### The data
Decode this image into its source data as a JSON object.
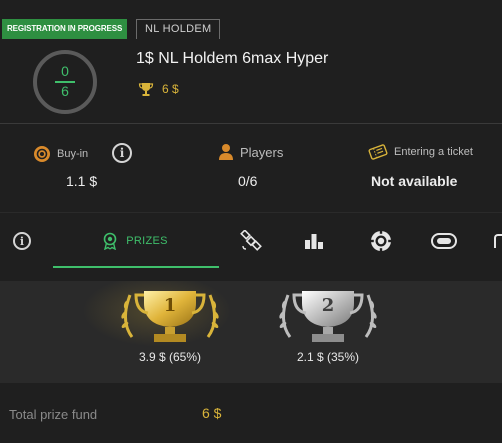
{
  "header": {
    "status_badge": "REGISTRATION IN PROGRESS",
    "game_type": "NL HOLDEM",
    "registered": "0",
    "max_players": "6",
    "title": "1$ NL Holdem 6max Hyper",
    "prize": "6 $"
  },
  "stats": {
    "buyin": {
      "label": "Buy-in",
      "value": "1.1 $"
    },
    "players": {
      "label": "Players",
      "value": "0/6"
    },
    "ticket": {
      "label": "Entering a ticket",
      "value": "Not available"
    }
  },
  "tabs": [
    {
      "icon": "info-icon"
    },
    {
      "icon": "award-icon",
      "label": "PRIZES",
      "active": true
    },
    {
      "icon": "satellite-icon"
    },
    {
      "icon": "podium-icon"
    },
    {
      "icon": "poker-chip-icon"
    },
    {
      "icon": "toggle-icon"
    }
  ],
  "prizes": [
    {
      "place": "1",
      "amount": "3.9 $ (65%)",
      "color": "#d9b43a"
    },
    {
      "place": "2",
      "amount": "2.1 $ (35%)",
      "color": "#c9c9c9"
    }
  ],
  "fund": {
    "label": "Total prize fund",
    "value": "6 $"
  },
  "colors": {
    "accent": "#3fbf6b",
    "gold": "#d9b43a",
    "background": "#1f1f1f"
  }
}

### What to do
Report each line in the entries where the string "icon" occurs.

### Result below
      "icon": "info-icon"
      "icon": "award-icon",
      "icon": "satellite-icon"
      "icon": "podium-icon"
      "icon": "poker-chip-icon"
      "icon": "toggle-icon"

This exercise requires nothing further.